-- Opening Marker --
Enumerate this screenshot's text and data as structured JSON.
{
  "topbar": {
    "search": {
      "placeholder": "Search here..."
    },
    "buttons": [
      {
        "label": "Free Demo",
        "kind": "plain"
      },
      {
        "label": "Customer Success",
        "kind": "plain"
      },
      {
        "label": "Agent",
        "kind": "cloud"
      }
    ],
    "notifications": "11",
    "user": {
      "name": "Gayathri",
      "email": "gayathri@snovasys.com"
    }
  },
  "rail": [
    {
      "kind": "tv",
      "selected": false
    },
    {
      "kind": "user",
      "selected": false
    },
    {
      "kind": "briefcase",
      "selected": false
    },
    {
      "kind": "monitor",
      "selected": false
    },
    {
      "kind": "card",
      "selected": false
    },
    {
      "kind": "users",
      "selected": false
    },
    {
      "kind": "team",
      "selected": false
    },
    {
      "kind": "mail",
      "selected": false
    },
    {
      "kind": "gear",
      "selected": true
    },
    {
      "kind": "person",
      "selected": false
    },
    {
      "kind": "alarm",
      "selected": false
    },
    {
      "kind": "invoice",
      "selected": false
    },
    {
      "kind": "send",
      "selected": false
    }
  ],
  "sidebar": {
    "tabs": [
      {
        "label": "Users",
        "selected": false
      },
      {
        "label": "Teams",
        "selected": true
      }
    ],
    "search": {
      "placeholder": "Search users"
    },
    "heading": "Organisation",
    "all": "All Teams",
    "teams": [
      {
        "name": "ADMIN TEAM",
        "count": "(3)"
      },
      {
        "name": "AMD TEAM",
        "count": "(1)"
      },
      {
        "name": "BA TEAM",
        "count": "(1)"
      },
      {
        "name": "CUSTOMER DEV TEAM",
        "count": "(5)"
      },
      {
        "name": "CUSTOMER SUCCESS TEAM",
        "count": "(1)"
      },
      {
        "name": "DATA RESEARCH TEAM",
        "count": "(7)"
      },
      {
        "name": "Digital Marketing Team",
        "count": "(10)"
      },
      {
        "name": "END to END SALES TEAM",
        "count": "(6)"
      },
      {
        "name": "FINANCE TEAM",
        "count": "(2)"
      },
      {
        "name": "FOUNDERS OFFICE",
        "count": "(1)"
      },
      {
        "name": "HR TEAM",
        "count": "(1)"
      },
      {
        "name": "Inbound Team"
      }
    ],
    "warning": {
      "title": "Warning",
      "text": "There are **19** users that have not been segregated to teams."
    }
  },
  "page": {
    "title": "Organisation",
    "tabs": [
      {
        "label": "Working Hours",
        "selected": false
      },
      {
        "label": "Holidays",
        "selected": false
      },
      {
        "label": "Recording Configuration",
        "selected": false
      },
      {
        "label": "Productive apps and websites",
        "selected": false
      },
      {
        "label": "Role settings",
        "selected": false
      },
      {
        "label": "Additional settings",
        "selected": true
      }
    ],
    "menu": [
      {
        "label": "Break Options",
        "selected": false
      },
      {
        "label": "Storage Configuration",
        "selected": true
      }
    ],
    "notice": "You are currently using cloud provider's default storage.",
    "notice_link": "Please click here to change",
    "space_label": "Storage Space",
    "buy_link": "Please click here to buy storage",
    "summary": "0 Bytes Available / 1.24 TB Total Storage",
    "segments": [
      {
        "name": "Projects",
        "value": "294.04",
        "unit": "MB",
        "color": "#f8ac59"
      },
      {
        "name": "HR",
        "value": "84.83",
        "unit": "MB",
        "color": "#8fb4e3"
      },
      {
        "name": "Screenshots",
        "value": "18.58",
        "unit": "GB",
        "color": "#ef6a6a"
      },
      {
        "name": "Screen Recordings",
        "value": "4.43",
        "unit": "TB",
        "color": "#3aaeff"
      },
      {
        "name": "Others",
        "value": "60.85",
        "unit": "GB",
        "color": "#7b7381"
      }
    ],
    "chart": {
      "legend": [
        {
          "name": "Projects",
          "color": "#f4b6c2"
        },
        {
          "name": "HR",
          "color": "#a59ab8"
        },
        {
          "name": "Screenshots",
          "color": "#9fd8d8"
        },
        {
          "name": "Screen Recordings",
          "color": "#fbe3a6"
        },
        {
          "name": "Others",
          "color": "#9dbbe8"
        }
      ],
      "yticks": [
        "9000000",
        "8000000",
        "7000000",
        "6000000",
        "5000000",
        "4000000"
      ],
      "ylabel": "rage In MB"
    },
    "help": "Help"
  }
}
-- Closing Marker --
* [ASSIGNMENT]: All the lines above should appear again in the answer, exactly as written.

* [RESULT OF THE EXERCISE]:
Enumerate this screenshot's text and data as structured JSON.
{
  "topbar": {
    "search": {
      "placeholder": "Search here..."
    },
    "buttons": [
      {
        "label": "Free Demo",
        "kind": "plain"
      },
      {
        "label": "Customer Success",
        "kind": "plain"
      },
      {
        "label": "Agent",
        "kind": "cloud"
      }
    ],
    "notifications": "11",
    "user": {
      "name": "Gayathri",
      "email": "gayathri@snovasys.com"
    }
  },
  "rail": [
    {
      "kind": "tv",
      "selected": false
    },
    {
      "kind": "user",
      "selected": false
    },
    {
      "kind": "briefcase",
      "selected": false
    },
    {
      "kind": "monitor",
      "selected": false
    },
    {
      "kind": "card",
      "selected": false
    },
    {
      "kind": "users",
      "selected": false
    },
    {
      "kind": "team",
      "selected": false
    },
    {
      "kind": "mail",
      "selected": false
    },
    {
      "kind": "gear",
      "selected": true
    },
    {
      "kind": "person",
      "selected": false
    },
    {
      "kind": "alarm",
      "selected": false
    },
    {
      "kind": "invoice",
      "selected": false
    },
    {
      "kind": "send",
      "selected": false
    }
  ],
  "sidebar": {
    "tabs": [
      {
        "label": "Users",
        "selected": false
      },
      {
        "label": "Teams",
        "selected": true
      }
    ],
    "search": {
      "placeholder": "Search users"
    },
    "heading": "Organisation",
    "all": "All Teams",
    "teams": [
      {
        "name": "ADMIN TEAM",
        "count": "(3)"
      },
      {
        "name": "AMD TEAM",
        "count": "(1)"
      },
      {
        "name": "BA TEAM",
        "count": "(1)"
      },
      {
        "name": "CUSTOMER DEV TEAM",
        "count": "(5)"
      },
      {
        "name": "CUSTOMER SUCCESS TEAM",
        "count": "(1)"
      },
      {
        "name": "DATA RESEARCH TEAM",
        "count": "(7)"
      },
      {
        "name": "Digital Marketing Team",
        "count": "(10)"
      },
      {
        "name": "END to END SALES TEAM",
        "count": "(6)"
      },
      {
        "name": "FINANCE TEAM",
        "count": "(2)"
      },
      {
        "name": "FOUNDERS OFFICE",
        "count": "(1)"
      },
      {
        "name": "HR TEAM",
        "count": "(1)"
      },
      {
        "name": "Inbound Team"
      }
    ],
    "warning": {
      "title": "Warning",
      "text": "There are **19** users that have not been segregated to teams."
    }
  },
  "page": {
    "title": "Organisation",
    "tabs": [
      {
        "label": "Working Hours",
        "selected": false
      },
      {
        "label": "Holidays",
        "selected": false
      },
      {
        "label": "Recording Configuration",
        "selected": false
      },
      {
        "label": "Productive apps and websites",
        "selected": false
      },
      {
        "label": "Role settings",
        "selected": false
      },
      {
        "label": "Additional settings",
        "selected": true
      }
    ],
    "menu": [
      {
        "label": "Break Options",
        "selected": false
      },
      {
        "label": "Storage Configuration",
        "selected": true
      }
    ],
    "notice": "You are currently using cloud provider's default storage.",
    "notice_link": "Please click here to change",
    "space_label": "Storage Space",
    "buy_link": "Please click here to buy storage",
    "summary": "0 Bytes Available / 1.24 TB Total Storage",
    "segments": [
      {
        "name": "Projects",
        "value": "294.04",
        "unit": "MB",
        "color": "#f8ac59"
      },
      {
        "name": "HR",
        "value": "84.83",
        "unit": "MB",
        "color": "#8fb4e3"
      },
      {
        "name": "Screenshots",
        "value": "18.58",
        "unit": "GB",
        "color": "#ef6a6a"
      },
      {
        "name": "Screen Recordings",
        "value": "4.43",
        "unit": "TB",
        "color": "#3aaeff"
      },
      {
        "name": "Others",
        "value": "60.85",
        "unit": "GB",
        "color": "#7b7381"
      }
    ],
    "chart": {
      "legend": [
        {
          "name": "Projects",
          "color": "#f4b6c2"
        },
        {
          "name": "HR",
          "color": "#a59ab8"
        },
        {
          "name": "Screenshots",
          "color": "#9fd8d8"
        },
        {
          "name": "Screen Recordings",
          "color": "#fbe3a6"
        },
        {
          "name": "Others",
          "color": "#9dbbe8"
        }
      ],
      "yticks": [
        "9000000",
        "8000000",
        "7000000",
        "6000000",
        "5000000",
        "4000000"
      ],
      "ylabel": "rage In MB"
    },
    "help": "Help"
  }
}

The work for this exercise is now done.